As project managers it is helpful to focus conversations on the right topics. Talking about the right topics with the right people at the right time increases our value in the eyes of the team members or stakeholders with whom we communicate. Further, it helps strengthen bonds with the people we talk to, which comes in handy during the ups and downs of a project lifecycle.
On the other side of the coin, talking about the wrong topics wastes time, decreases our perceived value and can negatively impact relationships with critical team members or stakeholders –magnifying the impact of risks which surface over the lifecycle of a project.
Selecting the right topic for every conversation is a complex decision. There are many factors which go into selecting the right topic to discuss. It entails matching content, phrasing/syntax, audience and timing, each of which has multiple dimensions to it. In this post, we’ll discuss the match between content and audience using a particular dimension –their hierarchical order.
Topics, like scope, can be thought of as existing at different hierarchical levels. Topics can be discussed in a broad, general way or in excruciating detail.

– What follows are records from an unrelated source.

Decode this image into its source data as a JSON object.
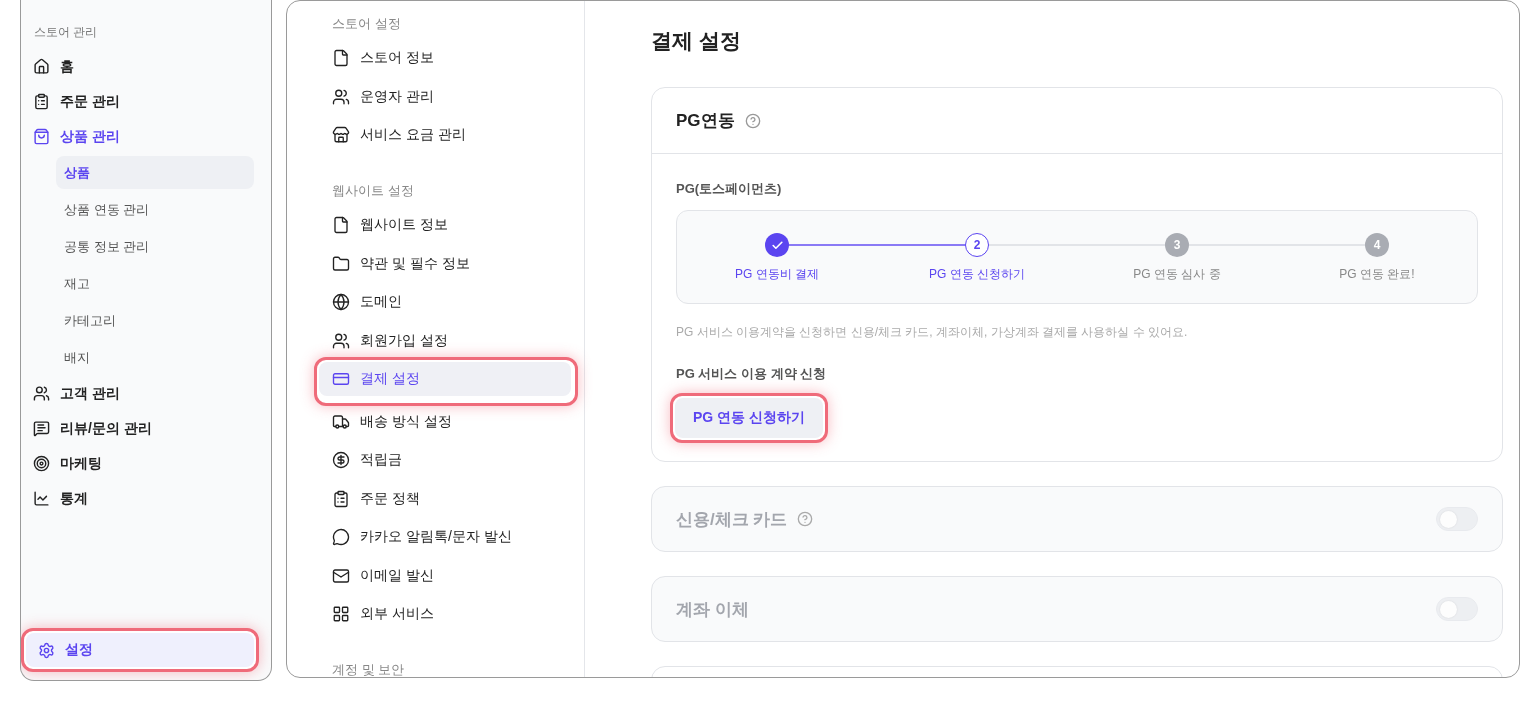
{
  "store_sidebar": {
    "section_label": "스토어 관리",
    "items": [
      {
        "label": "홈",
        "selected": false
      },
      {
        "label": "주문 관리",
        "selected": false
      },
      {
        "label": "상품 관리",
        "selected": true,
        "children": [
          {
            "label": "상품",
            "selected": true
          },
          {
            "label": "상품 연동 관리",
            "selected": false
          },
          {
            "label": "공통 정보 관리",
            "selected": false
          },
          {
            "label": "재고",
            "selected": false
          },
          {
            "label": "카테고리",
            "selected": false
          },
          {
            "label": "배지",
            "selected": false
          }
        ]
      },
      {
        "label": "고객 관리",
        "selected": false
      },
      {
        "label": "리뷰/문의 관리",
        "selected": false
      },
      {
        "label": "마케팅",
        "selected": false
      },
      {
        "label": "통계",
        "selected": false
      }
    ],
    "settings_item": {
      "label": "설정",
      "selected": true,
      "highlighted": true
    }
  },
  "settings_nav": [
    {
      "heading": "스토어 설정",
      "items": [
        {
          "label": "스토어 정보",
          "selected": false,
          "highlighted": false
        },
        {
          "label": "운영자 관리",
          "selected": false,
          "highlighted": false
        },
        {
          "label": "서비스 요금 관리",
          "selected": false,
          "highlighted": false
        }
      ]
    },
    {
      "heading": "웹사이트 설정",
      "items": [
        {
          "label": "웹사이트 정보",
          "selected": false,
          "highlighted": false
        },
        {
          "label": "약관 및 필수 정보",
          "selected": false,
          "highlighted": false
        },
        {
          "label": "도메인",
          "selected": false,
          "highlighted": false
        },
        {
          "label": "회원가입 설정",
          "selected": false,
          "highlighted": false
        },
        {
          "label": "결제 설정",
          "selected": true,
          "highlighted": true
        },
        {
          "label": "배송 방식 설정",
          "selected": false,
          "highlighted": false
        },
        {
          "label": "적립금",
          "selected": false,
          "highlighted": false
        },
        {
          "label": "주문 정책",
          "selected": false,
          "highlighted": false
        },
        {
          "label": "카카오 알림톡/문자 발신",
          "selected": false,
          "highlighted": false
        },
        {
          "label": "이메일 발신",
          "selected": false,
          "highlighted": false
        },
        {
          "label": "외부 서비스",
          "selected": false,
          "highlighted": false
        }
      ]
    },
    {
      "heading": "계정 및 보안"
    }
  ],
  "page_title": "결제 설정",
  "pg_card": {
    "title": "PG연동",
    "provider_label": "PG(토스페이먼츠)",
    "steps": [
      {
        "label": "PG 연동비 결제",
        "done": true,
        "current": false
      },
      {
        "number": "2",
        "label": "PG 연동 신청하기",
        "done": false,
        "current": true
      },
      {
        "number": "3",
        "label": "PG 연동 심사 중",
        "done": false,
        "current": false
      },
      {
        "number": "4",
        "label": "PG 연동 완료!",
        "done": false,
        "current": false
      }
    ],
    "description": "PG 서비스 이용계약을 신청하면 신용/체크 카드, 계좌이체, 가상계좌 결제를 사용하실 수 있어요.",
    "apply_label": "PG 서비스 이용 계약 신청",
    "apply_button": {
      "label": "PG 연동 신청하기",
      "highlighted": true
    }
  },
  "payment_methods": [
    {
      "label": "신용/체크 카드",
      "help": true,
      "on": false,
      "disabled": true
    },
    {
      "label": "계좌 이체",
      "help": false,
      "on": false,
      "disabled": true
    }
  ]
}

For example, a new inventory management system can be discussed at a general level such as its role in achieving a long term, corporate strategic goals. Let’s say the goal is to deleverage the balance sheet by increasing cash on hand. This topic can be decomposed into a list of business benefits that contribute to achieving that goal, such as reducing days in inventory. It can be further decomposed into high level features which a system could have to deliver that business benefit, such as order management. The topic can be reduced even further down to the specific requirements of each feature such as the way the order management feature integrates with particular point of sales systems.
This hierarchy and decomposition can be represented using a Work Breakdown Structure type representation. Let’s call it the Topic Breakdown Structure (TBS).

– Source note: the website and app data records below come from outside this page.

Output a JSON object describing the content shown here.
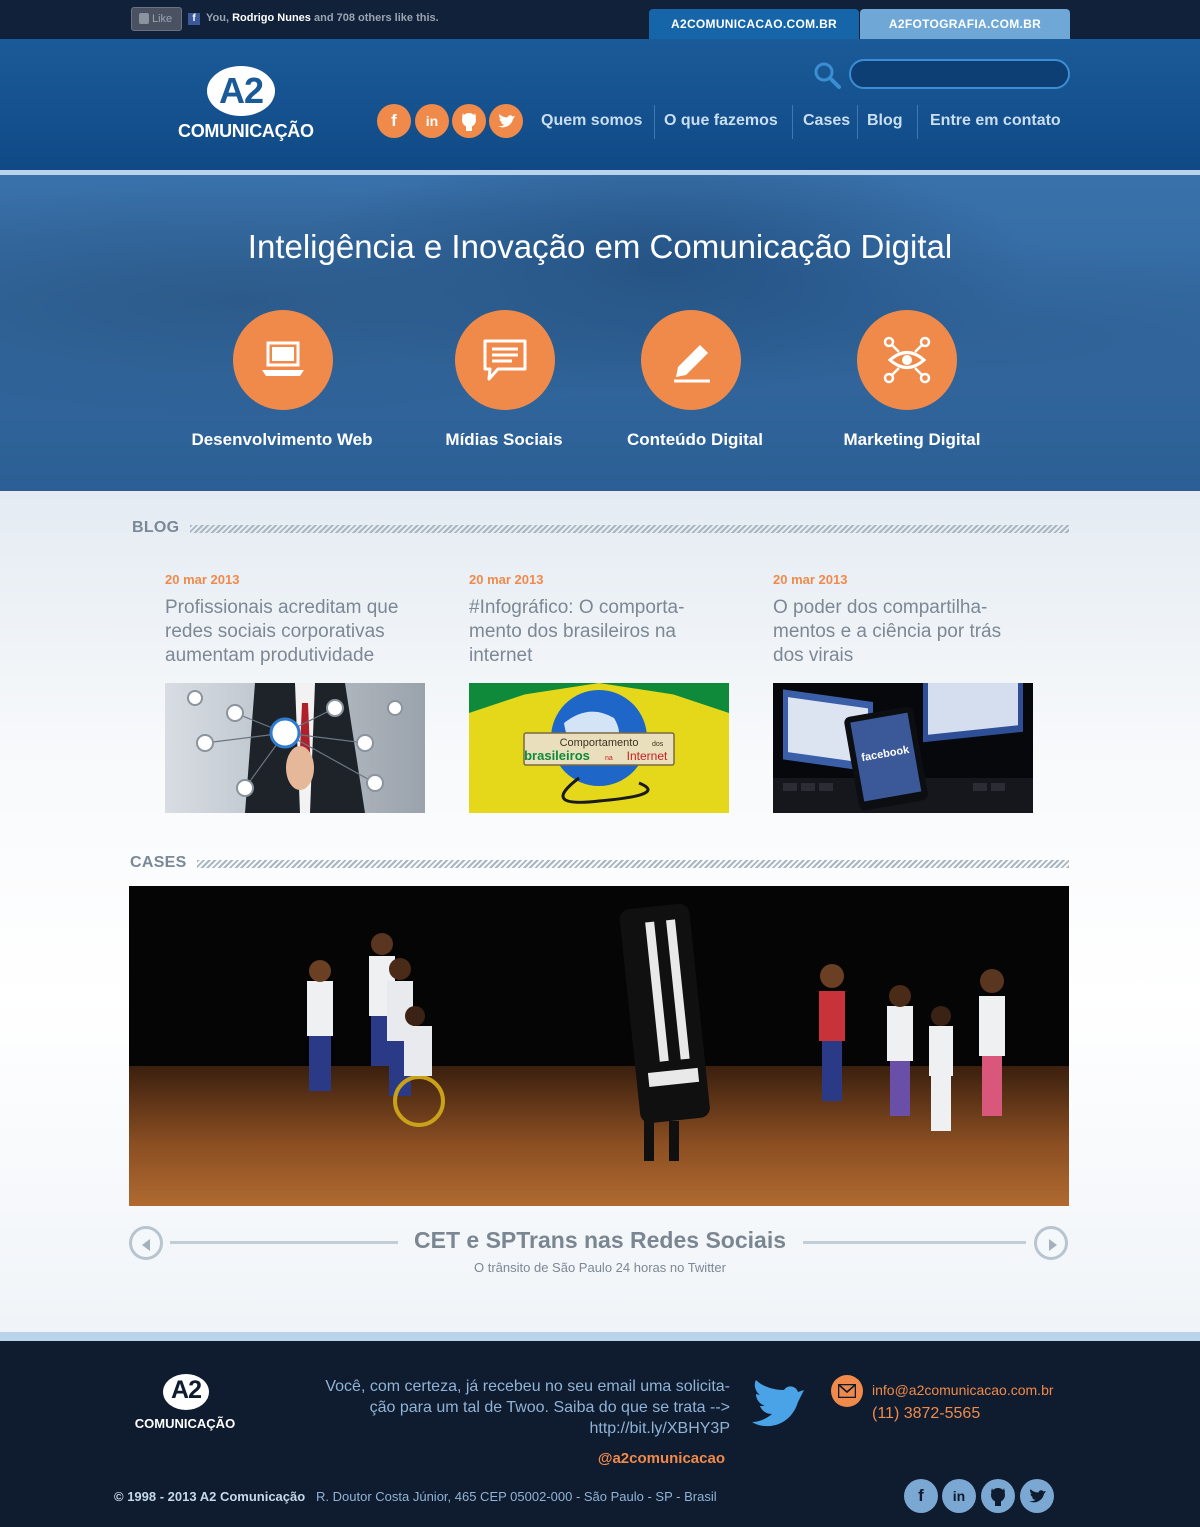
{
  "topbar": {
    "like_label": "Like",
    "like_prefix": "You,",
    "like_name": "Rodrigo Nunes",
    "like_suffix": "and 708 others like this.",
    "tabs": [
      "A2COMUNICACAO.COM.BR",
      "A2FOTOGRAFIA.COM.BR"
    ]
  },
  "header": {
    "logo_mark": "A2",
    "logo_name": "COMUNICAÇÃO",
    "search_placeholder": "",
    "social": [
      "facebook-icon",
      "linkedin-icon",
      "github-icon",
      "twitter-icon"
    ],
    "nav": [
      "Quem somos",
      "O que fazemos",
      "Cases",
      "Blog",
      "Entre em contato"
    ]
  },
  "hero": {
    "title": "Inteligência e Inovação em Comunicação Digital",
    "services": [
      {
        "label": "Desenvolvimento Web",
        "icon": "laptop-icon"
      },
      {
        "label": "Mídias Sociais",
        "icon": "chat-bubble-icon"
      },
      {
        "label": "Conteúdo Digital",
        "icon": "pencil-icon"
      },
      {
        "label": "Marketing Digital",
        "icon": "eye-network-icon"
      }
    ]
  },
  "blog": {
    "heading": "BLOG",
    "posts": [
      {
        "date": "20 mar 2013",
        "title": "Profissionais acreditam que redes sociais corporativas aumentam produtividade"
      },
      {
        "date": "20 mar 2013",
        "title": "#Infográfico: O comporta-mento dos brasileiros na internet",
        "image_text_1": "Comportamento",
        "image_text_2": "dos",
        "image_text_3": "brasileiros",
        "image_text_4": "na",
        "image_text_5": "Internet"
      },
      {
        "date": "20 mar 2013",
        "title": "O poder dos compartilha-mentos e a ciência por trás dos virais",
        "image_text": "facebook"
      }
    ]
  },
  "cases": {
    "heading": "CASES",
    "title": "CET e SPTrans nas Redes Sociais",
    "subtitle": "O trânsito de São Paulo 24 horas no Twitter"
  },
  "footer": {
    "logo_mark": "A2",
    "logo_name": "COMUNICAÇÃO",
    "tweet_lines": [
      "Você, com certeza, já recebeu no seu email uma solicita-",
      "ção para um tal de Twoo. Saiba do que se trata -->",
      "http://bit.ly/XBHY3P"
    ],
    "twitter_handle": "@a2comunicacao",
    "email": "info@a2comunicacao.com.br",
    "phone": "(11) 3872-5565",
    "copyright": "© 1998 - 2013 A2 Comunicação",
    "address": "R. Doutor Costa Júnior, 465 CEP 05002-000 - São Paulo - SP - Brasil"
  },
  "colors": {
    "accent_orange": "#f08a4b",
    "header_blue": "#1b5a98",
    "footer_navy": "#0f1b2e"
  }
}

Here is a generic model of the above example.
Here is that same model filled in with the specifics of the example discussed.

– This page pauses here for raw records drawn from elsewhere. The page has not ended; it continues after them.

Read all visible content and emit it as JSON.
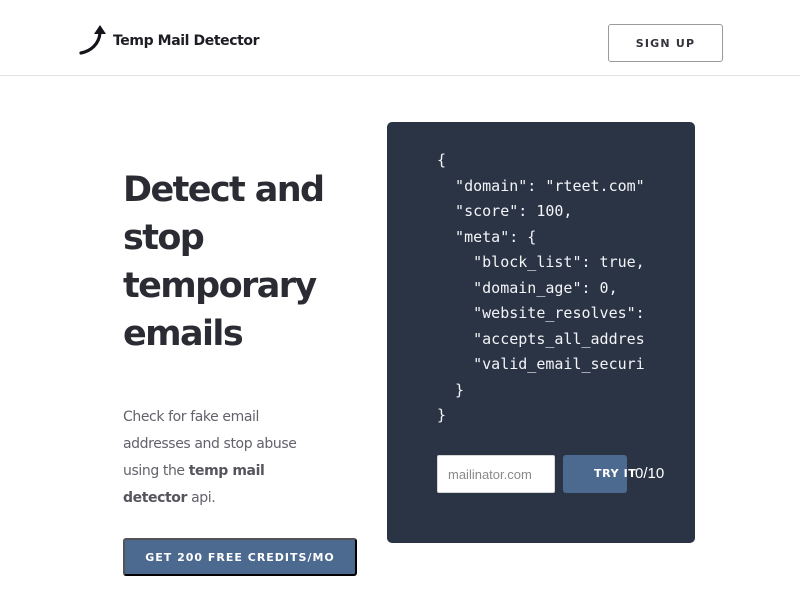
{
  "header": {
    "brand": "Temp Mail Detector",
    "signup_label": "SIGN UP"
  },
  "hero": {
    "title": "Detect and stop temporary emails",
    "description_parts": {
      "before": "Check for fake email addresses and stop abuse using the ",
      "bold": "temp mail detector",
      "after": " api."
    },
    "cta_label": "GET 200 FREE CREDITS/MO"
  },
  "demo": {
    "code_lines": [
      "{",
      "  \"domain\": \"rteet.com\"",
      "  \"score\": 100,",
      "  \"meta\": {",
      "    \"block_list\": true,",
      "    \"domain_age\": 0,",
      "    \"website_resolves\":",
      "    \"accepts_all_addres",
      "    \"valid_email_securi",
      "  }",
      "}"
    ],
    "input_placeholder": "mailinator.com",
    "try_label": "TRY IT",
    "counter": "0/10"
  },
  "colors": {
    "accent": "#4c6a8f",
    "code_background": "#2a3445"
  },
  "icons": {
    "logo": "curved-arrow-up-icon"
  }
}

|1||Deleverage Balance Sheet by Increasing Cash|
|1.1||Reduce Days in Inventory|
|1.1.1||Improved Order Management|
|188.8.131.52||Integration with Particular Point of Sales Systems|
Understanding the TBS level of a particular topic becomes valuable when matching content to audience. Different audiences are interested in different TBS levels of a topic.
One can imagine a senior executive is likely far more interested in discussing how to achieve corporate goals than the benefits of as specific software feature. When speaking to a senior executive in the example above you’re likely better off talking about how to deleverage the corporation’s balance sheet than how the order management feature of a piece of software could integrate with a particular point of sales system.
On the other hand, developers working on implementing the order management features are likely much more interested in understanding how it should integrate with particular point of sales systems than discussing the corporation’s balance sheet.
We can represent this audience hierarchy using an Organizational Breakdown Structure.
|1||Senior Executive -SVP Operations|
|1.1.1||Software Development Manager|
|184.108.40.206||Development Team Members|
We can cross-reference the TBS and the OBS to help guide which topics to discuss and with whom.
Matching the topic level with the audience can determine whether your conversation is considered valuable or a waste of time. Thinking about the hierarchical dimension to matching topics and audience can help us pick out the right topics for the right people and improve our communication. This can lead to better project management and better project performance.
Thinking of the hierarchical dimension of the topic/audience match has an added benefit for how we all spend our time. It can help guide whether you’re involved in conversations that are truly worth your time or whether they are better suited for someone at a different level of the organization.